In a study that identified the psychosocial problems of 752 cancer patients it was found that more problems were reported by younger survivors (ages 18-54 yrs), women, nonwhites, those who were not married, and those with a household income of less than $20,000 a year (Baker, 2005, p. 2565).  In addition, of the total population in this study more than 25% of adult cancer survivors at 1 year past diagnosis had problems including continued health problems, psychosocial problems, emotional discomfort, fears about the future, financial problems and difficulties in returning to former roles (Baker, 2005, p. 2575). More than two-thirds were concerned with their illness returning, nearly 60% were concerned about disease recurrence, and nearly 58% were fearful about their future (Baker, 2005, p. 2571).

It is important to note younger cancer patients (ages 18-54 yrs.) reported experiencing on average three more problems than older patients in this study (Baker, 2005, p. 2572). These problems include fertility issues, career choices/job discrimination, health insurance worries, financial needs, and feelings of vulnerability, isolation and helplessness (Baker, 2005, p. 2571).
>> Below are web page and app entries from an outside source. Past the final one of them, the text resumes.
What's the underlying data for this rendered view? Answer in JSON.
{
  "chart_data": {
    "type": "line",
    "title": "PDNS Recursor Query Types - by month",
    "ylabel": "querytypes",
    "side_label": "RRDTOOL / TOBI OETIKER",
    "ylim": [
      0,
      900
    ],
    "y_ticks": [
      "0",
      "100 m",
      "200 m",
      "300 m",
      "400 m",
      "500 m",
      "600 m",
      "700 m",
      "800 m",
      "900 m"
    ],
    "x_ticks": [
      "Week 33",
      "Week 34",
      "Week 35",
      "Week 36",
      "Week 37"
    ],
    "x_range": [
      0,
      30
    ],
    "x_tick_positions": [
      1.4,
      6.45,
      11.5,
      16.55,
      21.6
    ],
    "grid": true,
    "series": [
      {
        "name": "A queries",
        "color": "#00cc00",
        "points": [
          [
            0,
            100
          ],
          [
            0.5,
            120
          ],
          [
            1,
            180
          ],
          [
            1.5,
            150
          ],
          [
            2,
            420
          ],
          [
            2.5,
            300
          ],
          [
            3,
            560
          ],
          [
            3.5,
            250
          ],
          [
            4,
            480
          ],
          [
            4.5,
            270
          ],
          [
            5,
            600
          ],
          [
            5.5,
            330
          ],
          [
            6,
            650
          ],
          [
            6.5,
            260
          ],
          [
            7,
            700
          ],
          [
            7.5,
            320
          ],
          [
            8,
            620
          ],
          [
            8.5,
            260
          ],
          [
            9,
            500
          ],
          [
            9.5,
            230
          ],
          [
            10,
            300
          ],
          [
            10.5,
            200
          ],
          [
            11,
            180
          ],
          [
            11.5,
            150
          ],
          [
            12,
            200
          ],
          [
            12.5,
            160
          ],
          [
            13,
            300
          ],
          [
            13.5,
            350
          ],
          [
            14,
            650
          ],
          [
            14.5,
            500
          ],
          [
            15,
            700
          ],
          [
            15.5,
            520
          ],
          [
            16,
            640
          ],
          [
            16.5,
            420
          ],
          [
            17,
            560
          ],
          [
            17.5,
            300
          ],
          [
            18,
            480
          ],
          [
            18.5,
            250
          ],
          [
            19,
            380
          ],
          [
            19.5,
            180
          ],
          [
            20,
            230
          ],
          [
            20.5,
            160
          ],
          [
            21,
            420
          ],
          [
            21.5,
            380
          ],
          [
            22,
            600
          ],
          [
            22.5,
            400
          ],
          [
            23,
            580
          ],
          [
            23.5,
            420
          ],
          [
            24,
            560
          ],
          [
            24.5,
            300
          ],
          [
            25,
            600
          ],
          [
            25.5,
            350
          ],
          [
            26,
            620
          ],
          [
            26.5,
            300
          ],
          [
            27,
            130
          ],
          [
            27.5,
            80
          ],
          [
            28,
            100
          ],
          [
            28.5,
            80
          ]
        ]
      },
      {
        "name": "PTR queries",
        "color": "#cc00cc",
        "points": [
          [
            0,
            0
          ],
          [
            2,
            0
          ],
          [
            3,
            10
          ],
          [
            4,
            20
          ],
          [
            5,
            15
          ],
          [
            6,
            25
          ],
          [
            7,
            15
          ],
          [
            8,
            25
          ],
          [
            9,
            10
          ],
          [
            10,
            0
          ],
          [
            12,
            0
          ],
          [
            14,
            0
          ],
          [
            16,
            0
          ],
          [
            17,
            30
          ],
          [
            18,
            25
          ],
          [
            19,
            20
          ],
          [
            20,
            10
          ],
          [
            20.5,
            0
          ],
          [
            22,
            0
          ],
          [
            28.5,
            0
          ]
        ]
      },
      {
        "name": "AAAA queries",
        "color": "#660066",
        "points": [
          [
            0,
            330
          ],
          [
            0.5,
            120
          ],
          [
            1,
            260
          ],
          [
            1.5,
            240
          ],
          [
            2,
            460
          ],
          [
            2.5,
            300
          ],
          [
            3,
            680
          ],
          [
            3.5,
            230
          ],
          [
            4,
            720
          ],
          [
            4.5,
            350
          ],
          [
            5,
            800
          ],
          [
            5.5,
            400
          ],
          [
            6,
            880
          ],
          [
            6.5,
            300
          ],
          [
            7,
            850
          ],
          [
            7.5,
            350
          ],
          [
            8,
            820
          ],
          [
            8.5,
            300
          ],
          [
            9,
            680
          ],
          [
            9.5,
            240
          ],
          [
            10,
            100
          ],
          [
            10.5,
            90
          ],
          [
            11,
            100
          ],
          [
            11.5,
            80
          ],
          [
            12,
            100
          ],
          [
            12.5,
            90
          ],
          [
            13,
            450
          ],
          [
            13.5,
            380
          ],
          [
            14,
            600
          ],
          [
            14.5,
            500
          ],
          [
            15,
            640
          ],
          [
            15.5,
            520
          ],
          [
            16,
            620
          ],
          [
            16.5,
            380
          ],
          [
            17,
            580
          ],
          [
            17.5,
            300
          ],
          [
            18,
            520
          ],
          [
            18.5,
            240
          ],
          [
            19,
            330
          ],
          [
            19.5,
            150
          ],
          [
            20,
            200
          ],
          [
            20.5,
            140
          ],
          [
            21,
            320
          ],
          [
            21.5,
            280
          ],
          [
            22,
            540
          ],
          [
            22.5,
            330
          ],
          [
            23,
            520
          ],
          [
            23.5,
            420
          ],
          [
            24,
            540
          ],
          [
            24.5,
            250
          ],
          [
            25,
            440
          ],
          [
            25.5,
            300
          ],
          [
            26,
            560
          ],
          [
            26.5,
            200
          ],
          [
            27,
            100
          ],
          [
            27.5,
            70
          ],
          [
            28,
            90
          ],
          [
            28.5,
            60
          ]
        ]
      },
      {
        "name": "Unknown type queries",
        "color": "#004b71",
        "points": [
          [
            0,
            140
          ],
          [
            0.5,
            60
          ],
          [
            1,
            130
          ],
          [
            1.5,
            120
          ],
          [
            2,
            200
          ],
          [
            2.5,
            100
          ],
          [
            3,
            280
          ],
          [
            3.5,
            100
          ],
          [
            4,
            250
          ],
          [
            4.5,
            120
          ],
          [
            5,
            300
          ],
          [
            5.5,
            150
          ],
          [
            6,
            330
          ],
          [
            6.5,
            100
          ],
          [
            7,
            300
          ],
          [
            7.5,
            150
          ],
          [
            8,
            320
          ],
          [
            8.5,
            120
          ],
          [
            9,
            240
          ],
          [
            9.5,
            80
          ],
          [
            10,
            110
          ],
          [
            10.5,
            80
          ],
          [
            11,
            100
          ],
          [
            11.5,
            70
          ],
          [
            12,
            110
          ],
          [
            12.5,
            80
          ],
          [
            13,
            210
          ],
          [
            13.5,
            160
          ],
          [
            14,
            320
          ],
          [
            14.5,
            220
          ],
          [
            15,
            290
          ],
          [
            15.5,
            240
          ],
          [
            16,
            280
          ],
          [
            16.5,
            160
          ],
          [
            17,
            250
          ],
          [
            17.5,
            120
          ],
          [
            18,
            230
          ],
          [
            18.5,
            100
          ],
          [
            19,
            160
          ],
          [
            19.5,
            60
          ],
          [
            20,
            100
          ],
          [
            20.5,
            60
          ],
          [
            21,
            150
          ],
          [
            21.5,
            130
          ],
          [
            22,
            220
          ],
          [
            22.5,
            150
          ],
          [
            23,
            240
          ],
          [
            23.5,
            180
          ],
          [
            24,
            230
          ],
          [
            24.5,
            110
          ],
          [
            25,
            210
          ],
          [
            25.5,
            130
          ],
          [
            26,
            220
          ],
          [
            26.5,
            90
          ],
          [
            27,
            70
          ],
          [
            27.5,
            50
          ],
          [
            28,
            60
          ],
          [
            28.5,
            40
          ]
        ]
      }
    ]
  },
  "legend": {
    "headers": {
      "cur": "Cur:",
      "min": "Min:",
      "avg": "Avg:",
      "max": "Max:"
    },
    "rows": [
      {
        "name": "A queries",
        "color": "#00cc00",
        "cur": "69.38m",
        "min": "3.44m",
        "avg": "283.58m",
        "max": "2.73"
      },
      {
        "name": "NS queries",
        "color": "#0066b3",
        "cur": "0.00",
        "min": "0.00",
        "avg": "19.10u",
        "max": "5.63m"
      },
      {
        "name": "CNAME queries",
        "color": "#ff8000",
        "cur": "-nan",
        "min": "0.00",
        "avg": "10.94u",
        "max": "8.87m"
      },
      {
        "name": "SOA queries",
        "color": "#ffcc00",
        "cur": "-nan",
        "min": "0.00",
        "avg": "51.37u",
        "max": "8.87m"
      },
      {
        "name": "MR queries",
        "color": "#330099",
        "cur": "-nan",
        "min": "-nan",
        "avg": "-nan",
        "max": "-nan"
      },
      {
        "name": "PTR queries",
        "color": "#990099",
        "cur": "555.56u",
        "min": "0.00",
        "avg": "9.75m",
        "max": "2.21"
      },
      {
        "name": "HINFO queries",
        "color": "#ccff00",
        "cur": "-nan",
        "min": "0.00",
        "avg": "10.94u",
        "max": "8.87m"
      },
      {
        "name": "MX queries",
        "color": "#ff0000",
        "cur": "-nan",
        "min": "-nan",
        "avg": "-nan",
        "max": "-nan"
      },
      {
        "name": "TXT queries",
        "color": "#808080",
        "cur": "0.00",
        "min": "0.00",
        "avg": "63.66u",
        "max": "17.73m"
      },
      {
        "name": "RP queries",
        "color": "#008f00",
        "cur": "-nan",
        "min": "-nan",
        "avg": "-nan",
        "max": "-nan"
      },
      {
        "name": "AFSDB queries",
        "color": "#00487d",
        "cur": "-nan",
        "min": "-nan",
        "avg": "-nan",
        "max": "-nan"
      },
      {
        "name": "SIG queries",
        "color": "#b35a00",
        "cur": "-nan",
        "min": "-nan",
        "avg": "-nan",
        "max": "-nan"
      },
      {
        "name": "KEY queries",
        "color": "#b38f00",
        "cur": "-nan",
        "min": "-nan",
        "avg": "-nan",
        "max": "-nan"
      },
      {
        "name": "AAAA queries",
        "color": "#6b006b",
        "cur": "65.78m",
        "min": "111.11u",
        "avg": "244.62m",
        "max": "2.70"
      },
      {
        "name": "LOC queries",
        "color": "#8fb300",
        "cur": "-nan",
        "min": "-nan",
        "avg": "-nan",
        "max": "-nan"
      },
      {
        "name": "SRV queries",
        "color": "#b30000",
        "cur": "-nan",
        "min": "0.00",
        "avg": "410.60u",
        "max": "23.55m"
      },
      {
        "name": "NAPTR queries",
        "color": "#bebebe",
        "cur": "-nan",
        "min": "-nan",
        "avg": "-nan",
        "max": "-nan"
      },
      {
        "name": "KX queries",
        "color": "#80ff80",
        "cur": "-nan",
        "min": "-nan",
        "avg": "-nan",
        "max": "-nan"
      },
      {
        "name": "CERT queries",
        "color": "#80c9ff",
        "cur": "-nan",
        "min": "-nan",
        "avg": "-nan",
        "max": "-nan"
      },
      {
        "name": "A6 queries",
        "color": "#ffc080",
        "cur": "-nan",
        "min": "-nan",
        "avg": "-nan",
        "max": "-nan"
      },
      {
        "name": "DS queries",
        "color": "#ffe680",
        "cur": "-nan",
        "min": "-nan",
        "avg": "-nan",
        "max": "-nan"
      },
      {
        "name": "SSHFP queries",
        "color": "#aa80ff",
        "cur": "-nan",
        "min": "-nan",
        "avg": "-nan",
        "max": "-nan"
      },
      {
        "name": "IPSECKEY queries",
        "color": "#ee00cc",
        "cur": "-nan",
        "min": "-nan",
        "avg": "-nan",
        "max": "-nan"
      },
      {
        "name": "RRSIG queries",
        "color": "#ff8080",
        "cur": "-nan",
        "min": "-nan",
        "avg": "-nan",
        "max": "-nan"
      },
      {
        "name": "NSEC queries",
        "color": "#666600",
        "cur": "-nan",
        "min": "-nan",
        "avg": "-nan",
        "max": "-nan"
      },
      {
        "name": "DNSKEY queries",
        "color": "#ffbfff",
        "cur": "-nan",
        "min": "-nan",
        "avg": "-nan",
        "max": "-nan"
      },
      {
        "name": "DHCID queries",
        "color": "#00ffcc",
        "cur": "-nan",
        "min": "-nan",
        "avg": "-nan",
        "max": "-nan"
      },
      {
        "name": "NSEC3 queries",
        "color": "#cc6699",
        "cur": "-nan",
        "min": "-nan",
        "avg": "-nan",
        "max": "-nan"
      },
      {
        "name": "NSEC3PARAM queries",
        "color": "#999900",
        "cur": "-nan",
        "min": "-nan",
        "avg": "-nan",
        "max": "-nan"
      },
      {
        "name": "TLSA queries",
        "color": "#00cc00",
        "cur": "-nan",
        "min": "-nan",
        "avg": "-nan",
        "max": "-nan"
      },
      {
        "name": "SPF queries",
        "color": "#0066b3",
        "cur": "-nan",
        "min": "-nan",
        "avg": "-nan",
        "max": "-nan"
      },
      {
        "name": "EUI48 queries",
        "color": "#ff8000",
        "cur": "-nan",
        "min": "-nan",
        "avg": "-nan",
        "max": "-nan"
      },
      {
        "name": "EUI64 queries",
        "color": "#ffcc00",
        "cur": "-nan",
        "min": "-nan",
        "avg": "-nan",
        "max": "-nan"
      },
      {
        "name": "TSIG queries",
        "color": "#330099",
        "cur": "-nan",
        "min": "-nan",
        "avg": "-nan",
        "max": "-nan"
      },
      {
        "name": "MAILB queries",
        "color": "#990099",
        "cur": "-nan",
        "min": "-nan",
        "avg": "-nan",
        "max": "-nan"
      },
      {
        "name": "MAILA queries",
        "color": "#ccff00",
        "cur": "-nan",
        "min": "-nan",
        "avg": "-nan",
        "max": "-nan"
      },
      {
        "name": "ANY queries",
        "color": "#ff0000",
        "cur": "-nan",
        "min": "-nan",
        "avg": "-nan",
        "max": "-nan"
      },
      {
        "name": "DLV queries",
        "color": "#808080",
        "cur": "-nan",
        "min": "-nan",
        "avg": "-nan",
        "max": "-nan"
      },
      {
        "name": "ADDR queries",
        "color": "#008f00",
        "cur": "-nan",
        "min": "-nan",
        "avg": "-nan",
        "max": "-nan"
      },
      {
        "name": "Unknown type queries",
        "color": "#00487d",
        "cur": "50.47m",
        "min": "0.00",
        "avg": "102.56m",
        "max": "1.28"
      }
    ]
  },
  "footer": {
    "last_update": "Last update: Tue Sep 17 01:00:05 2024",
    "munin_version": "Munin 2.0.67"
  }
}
Lastly, although these issues clearly affect the quality of life of cancer patients/survivors there are many studies that confirm that psychological symptoms, such as intrusion, depression and PTSD, do not predict disease progression of cancer within a patient (Cassileth, 1985; Jamison, 1987; Epping-Jordan, 1994).

Although one week at camp can certainly help these young adult survivors in their transition after cancer treatment, it cannot take away all of their issues.  Discussing the benefits of regularly attending a young adult cancer support group for continued peer support, along with the benefits of guidance from an experienced therapist / counselor goes a long way towards breaking down the stigma around these tools, proven to be very helpful on the path toward recovery and survivorship for these young adults.